Possible attacks on the U.S. food supply are a very real threat to livestock producers, according to Sen. Pat Roberts, R-Kan.

The ranking member of the Senate Agriculture Committee and former chairman of the Senate Intelligence Committee spoke at the 10th Annual Animal Agriculture Alliance summit. He said the recent death of Osama bin Laden should serve as a reminder that other terrorists still exist.

"One very real threat is a possible attack on our food supply," he said. "Everyone agrees that it’s not a matter of if, but when."

Roberts said keeping government agencies focused on sharing threats has been a priority and will continue to be one. His comments fit into the theme of the alliance’s conference, "United We Eat: Securing Animal Agriculture’s Future." The summit brings together industry leaders from across the country to discuss challenges and opportunities in food production.

Roberts was among more than a dozen speakers who talked about food security, challenges presented by animal rights activists, and how to improve animal agriculture’s image.

In addition to potential breaches in food security, Roberts said, one of the main issues farmers face is over-regulation by government.

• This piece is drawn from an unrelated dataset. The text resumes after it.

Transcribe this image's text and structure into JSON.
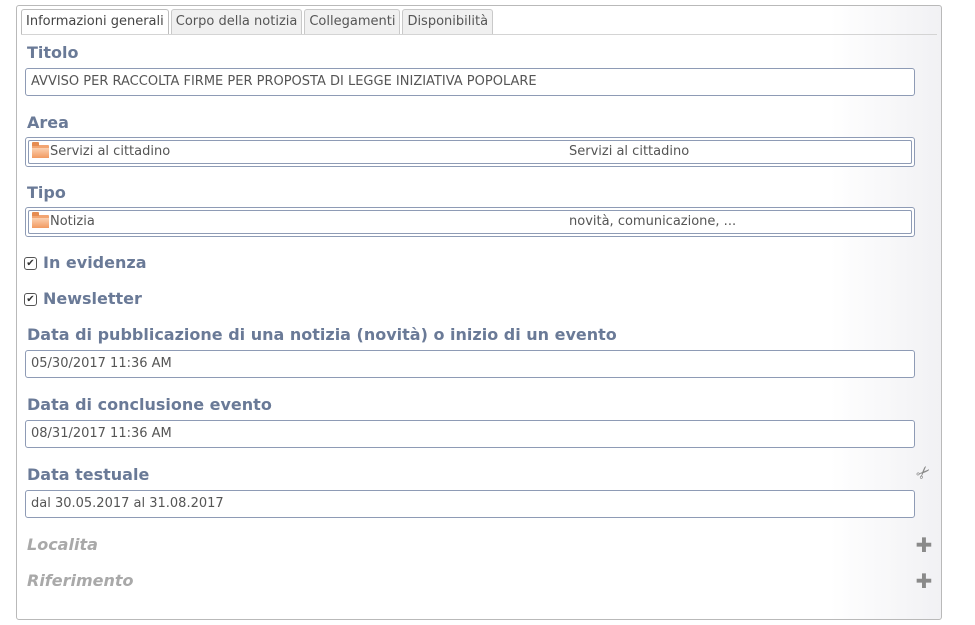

He said the U.S. Environmental Protection Agency "has been called the End of Production Agriculture agency."

Congress is "making real efforts to address over-regulation," he said. In January President Obama signed an executive order that would require federal agencies to design cost-effective, evidence-based regulations that are compatible with economic growth, job creation and competitiveness.

In February, Roberts introduced the Regulatory Responsibility for Our Economy Act, which he said would ensure that the president’s executive order is carried out. The senator said that farmers need all the help they can get, because as the world population increases, farmers are going to have to double their production.

"We should give producers the tools to get this done," Roberts said. "If we don’t, there will be 9.3 billion people in the world with serious problems."